Each line from the one containing "Transcribe this image's" through the last line of the records is to be repeated exactly, with all pictures left out.
Input data below:
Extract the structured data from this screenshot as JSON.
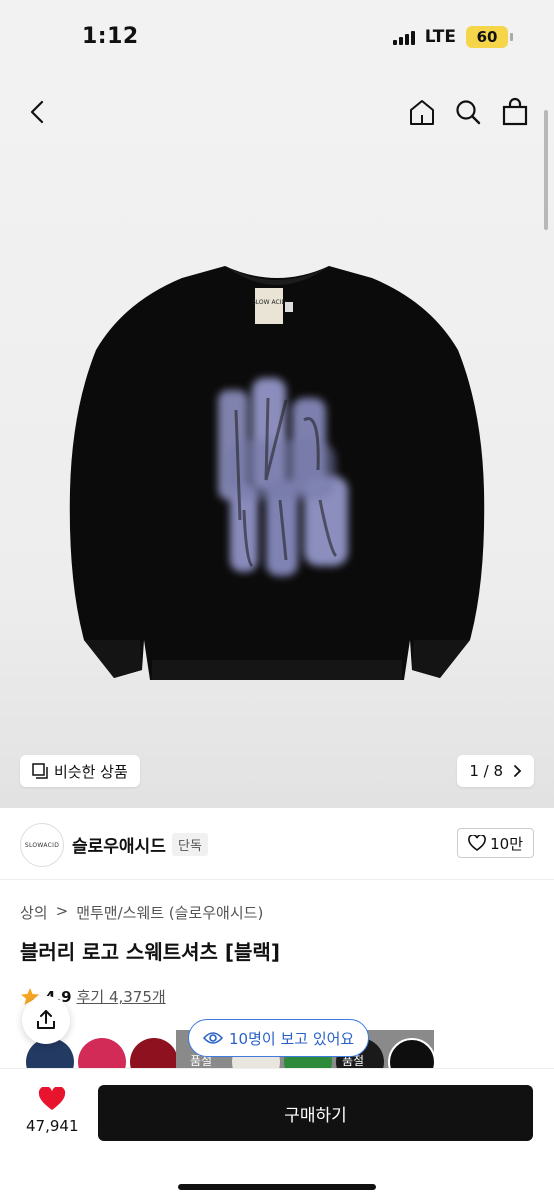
{
  "status": {
    "time": "1:12",
    "network": "LTE",
    "battery": "60"
  },
  "nav": {
    "icons": [
      "back-icon",
      "home-icon",
      "search-icon",
      "shopping-bag-icon"
    ]
  },
  "hero": {
    "image": "black sweatshirt with blurred lavender logo print",
    "tag_text": "SLOW ACID",
    "similar_label": "비슷한 상품",
    "pager": "1 / 8"
  },
  "brand": {
    "name": "슬로우애시드",
    "badge": "단독",
    "logo_text": "SLOWACID",
    "likes": "10만"
  },
  "breadcrumb": {
    "category": "상의",
    "sep": ">",
    "subcategory": "맨투맨/스웨트 (슬로우애시드)"
  },
  "product": {
    "title": "블러리 로고 스웨트셔츠 [블랙]",
    "rating": "4.9",
    "reviews": "후기 4,375개"
  },
  "swatches": {
    "labels": [
      "품절",
      "품절"
    ]
  },
  "viewers": "10명이 보고 있어요",
  "bottom": {
    "like_count": "47,941",
    "buy_label": "구매하기"
  },
  "colors": {
    "accent_blue": "#3d7be0",
    "heart_red": "#e8142d",
    "star": "#f5a623",
    "button": "#111111"
  }
}
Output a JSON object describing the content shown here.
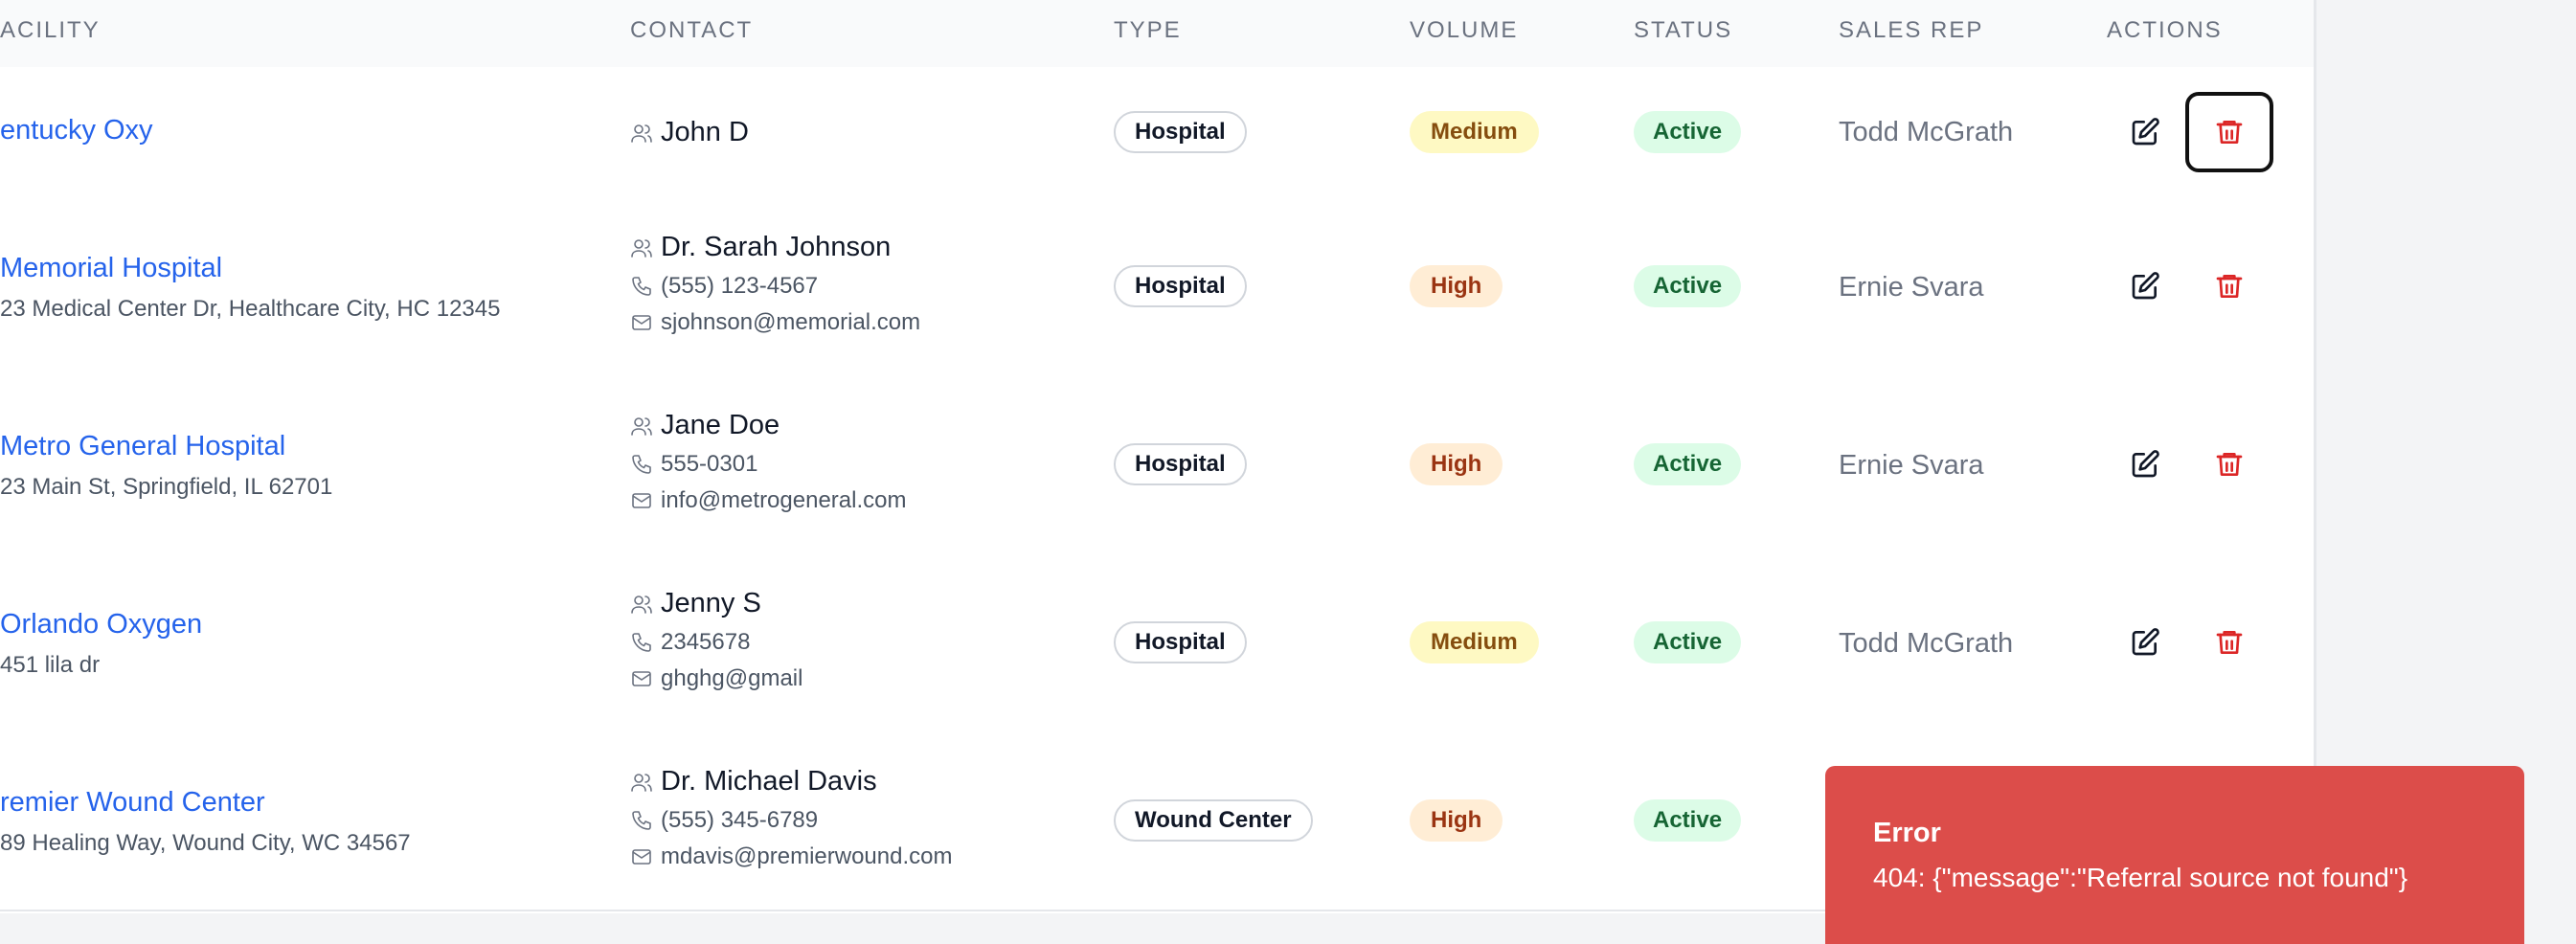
{
  "table": {
    "headers": {
      "facility": "ACILITY",
      "contact": "CONTACT",
      "type": "TYPE",
      "volume": "VOLUME",
      "status": "STATUS",
      "sales_rep": "SALES REP",
      "actions": "ACTIONS"
    },
    "rows": [
      {
        "facility": "entucky Oxy",
        "address": "",
        "contact_name": "John D",
        "phone": "",
        "email": "",
        "type": "Hospital",
        "volume": "Medium",
        "status": "Active",
        "sales_rep": "Todd McGrath"
      },
      {
        "facility": "Memorial Hospital",
        "address": "23 Medical Center Dr, Healthcare City, HC 12345",
        "contact_name": "Dr. Sarah Johnson",
        "phone": "(555) 123-4567",
        "email": "sjohnson@memorial.com",
        "type": "Hospital",
        "volume": "High",
        "status": "Active",
        "sales_rep": "Ernie Svara"
      },
      {
        "facility": "Metro General Hospital",
        "address": "23 Main St, Springfield, IL 62701",
        "contact_name": "Jane Doe",
        "phone": "555-0301",
        "email": "info@metrogeneral.com",
        "type": "Hospital",
        "volume": "High",
        "status": "Active",
        "sales_rep": "Ernie Svara"
      },
      {
        "facility": "Orlando Oxygen",
        "address": "451 lila dr",
        "contact_name": "Jenny S",
        "phone": "2345678",
        "email": "ghghg@gmail",
        "type": "Hospital",
        "volume": "Medium",
        "status": "Active",
        "sales_rep": "Todd McGrath"
      },
      {
        "facility": "remier Wound Center",
        "address": "89 Healing Way, Wound City, WC 34567",
        "contact_name": "Dr. Michael Davis",
        "phone": "(555) 345-6789",
        "email": "mdavis@premierwound.com",
        "type": "Wound Center",
        "volume": "High",
        "status": "Active",
        "sales_rep": ""
      }
    ]
  },
  "toast": {
    "title": "Error",
    "message": "404: {\"message\":\"Referral source not found\"}"
  },
  "icons": {
    "contact": "user-icon",
    "phone": "phone-icon",
    "email": "mail-icon",
    "edit": "edit-icon",
    "delete": "trash-icon"
  },
  "colors": {
    "link": "#2563eb",
    "delete": "#dc2626",
    "toast_bg": "#dc4d4a",
    "medium_bg": "#fef9c3",
    "high_bg": "#ffedd5",
    "active_bg": "#dcfce7"
  }
}
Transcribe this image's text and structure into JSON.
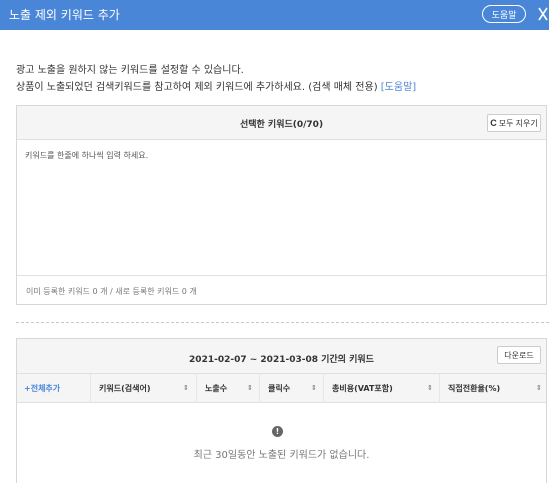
{
  "header": {
    "title": "노출 제외 키워드 추가",
    "help_label": "도움말",
    "bg_color": "#4a86d8"
  },
  "description": {
    "line1": "광고 노출을 원하지 않는 키워드를 설정할 수 있습니다.",
    "line2": "상품이 노출되었던 검색키워드를 참고하여 제외 키워드에 추가하세요. (검색 매체 전용)",
    "help_link": "[도움말]"
  },
  "selected_panel": {
    "title": "선택한 키워드(0/70)",
    "clear_label": "모두 지우기",
    "placeholder": "키워드를 한줄에 하나씩 입력 하세요.",
    "count_text": "이미 등록한 키워드 0 개 / 새로 등록한 키워드 0 개"
  },
  "keyword_panel": {
    "title": "2021-02-07 ~ 2021-03-08 기간의 키워드",
    "download_label": "다운로드",
    "columns": [
      {
        "label": "+전체추가",
        "sortable": false
      },
      {
        "label": "키워드(검색어)",
        "sortable": true
      },
      {
        "label": "노출수",
        "sortable": true
      },
      {
        "label": "클릭수",
        "sortable": true
      },
      {
        "label": "총비용(VAT포함)",
        "sortable": true
      },
      {
        "label": "직접전환율(%)",
        "sortable": true
      }
    ],
    "empty_icon_glyph": "!",
    "empty_text": "최근 30일동안 노출된 키워드가 없습니다."
  },
  "icons": {
    "close": "close-icon",
    "clear": "refresh-icon",
    "sort": "sort-icon",
    "empty": "exclamation-icon"
  },
  "sort_glyph": "⇕"
}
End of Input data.
▶ [Answer to this exercise]:
Transcribe this image's text and structure into JSON.
{
  "header": {
    "title": "노출 제외 키워드 추가",
    "help_label": "도움말",
    "bg_color": "#4a86d8"
  },
  "description": {
    "line1": "광고 노출을 원하지 않는 키워드를 설정할 수 있습니다.",
    "line2": "상품이 노출되었던 검색키워드를 참고하여 제외 키워드에 추가하세요. (검색 매체 전용)",
    "help_link": "[도움말]"
  },
  "selected_panel": {
    "title": "선택한 키워드(0/70)",
    "clear_label": "모두 지우기",
    "placeholder": "키워드를 한줄에 하나씩 입력 하세요.",
    "count_text": "이미 등록한 키워드 0 개 / 새로 등록한 키워드 0 개"
  },
  "keyword_panel": {
    "title": "2021-02-07 ~ 2021-03-08 기간의 키워드",
    "download_label": "다운로드",
    "columns": [
      {
        "label": "+전체추가",
        "sortable": false
      },
      {
        "label": "키워드(검색어)",
        "sortable": true
      },
      {
        "label": "노출수",
        "sortable": true
      },
      {
        "label": "클릭수",
        "sortable": true
      },
      {
        "label": "총비용(VAT포함)",
        "sortable": true
      },
      {
        "label": "직접전환율(%)",
        "sortable": true
      }
    ],
    "empty_icon_glyph": "!",
    "empty_text": "최근 30일동안 노출된 키워드가 없습니다."
  },
  "icons": {
    "close": "close-icon",
    "clear": "refresh-icon",
    "sort": "sort-icon",
    "empty": "exclamation-icon"
  },
  "sort_glyph": "⇕"
}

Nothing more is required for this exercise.